  • ROTC courses are not academically rigorous and do not meet the standards set by Columbia in its mission statement, which states that it “expects all areas of the university to advance knowledge and learning at the highest level.” According to a 2008 “Military Science” syllabus, topics that were included in the classroom were “Ambush/Squad Attack,” “Knock out a Bunker/Map Reading” and the semester’s only required written assignment asked students to “Write a one page typed paper of your thoughts about the semester”[1]. If Columbia University believes otherwise, it should indicate in detail how ROTC courses would meet their standards, which it has yet to provide.

While there have been reports of “heckling” of war veterans by tabloid-style news sources like the New York Post and Fox News, these sources have not been critical of the harassment that anti-ROTC coalition members are subjected to. This harassment has ranged from childish acts like throwing snowballs at the anti-ROTC table on College Walk to filming outreach efforts without consent and approaching coalition members in an aggressive, intimidating manner.

In 1969, the University Council passed a resolution preventing military training courses from being counted for academic credit, disallowing military instructors from holding academic rank, and prohibiting ROTC from using Columbia’s facilities for military training.
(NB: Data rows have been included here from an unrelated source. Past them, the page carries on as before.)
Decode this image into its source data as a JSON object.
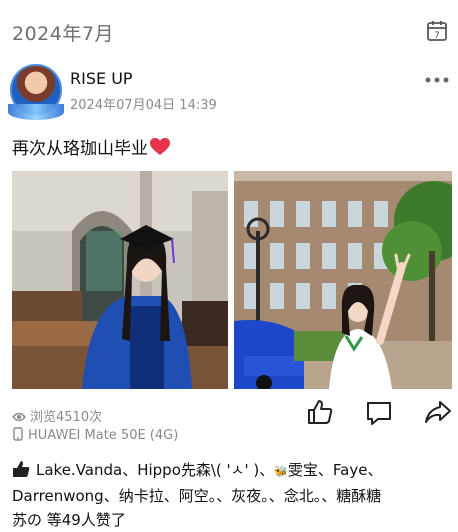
{
  "header": {
    "month": "2024年7月"
  },
  "author": {
    "name": "RISE UP",
    "timestamp": "2024年07月04日 14:39"
  },
  "post": {
    "text": "再次从珞珈山毕业"
  },
  "stats": {
    "views": "浏览4510次",
    "device": "HUAWEI Mate 50E (4G)"
  },
  "likes": {
    "line1": "Lake.Vanda、Hippo先森\\( 'ㅅ' )、",
    "name_after_emoji": "雯宝、Faye、",
    "line2": "Darrenwong、纳卡拉、阿空。、灰夜。、念北。、糖酥糖",
    "line3": "苏の 等49人赞了"
  },
  "colors": {
    "heart": "#e8344b",
    "text": "#111111",
    "muted": "#8a8a8a"
  },
  "icons": [
    "calendar-icon",
    "more-icon",
    "heart-icon",
    "eye-icon",
    "phone-icon",
    "like-icon",
    "comment-icon",
    "share-icon",
    "thumbs-up-icon"
  ]
}
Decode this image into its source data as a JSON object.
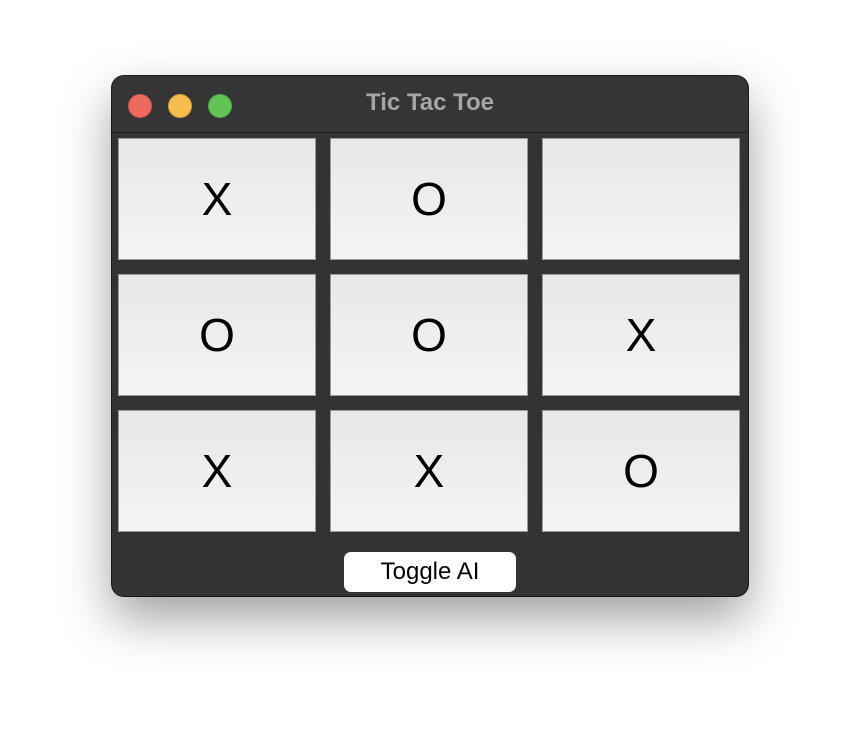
{
  "window": {
    "title": "Tic Tac Toe"
  },
  "board": {
    "cells": [
      "X",
      "O",
      "",
      "O",
      "O",
      "X",
      "X",
      "X",
      "O"
    ]
  },
  "footer": {
    "toggle_label": "Toggle AI"
  },
  "colors": {
    "window_bg": "#333333",
    "cell_bg": "#eeeeee",
    "traffic_close": "#ee6a5e",
    "traffic_minimize": "#f5bd4f",
    "traffic_zoom": "#61c454"
  }
}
The current state of affairs is shockingly similar to that of 1968/69: the US is engaged in multiple unpopular, economically draining wars of occupation. Therefore, the recent repeal of DADT does nothing to address the reasons for the University Council’s initial rejection of ROTC; hence, its repeal does not provide grounds for reinstating ROTC.

The Coalition to Oppose ROTC believes that upholding the distinction between military training and academic coursework established by the University Council is vital. While the Senate Task Force on ROTC has failed to address these concerns, we believe they are essential in ensuring a truly democratic process.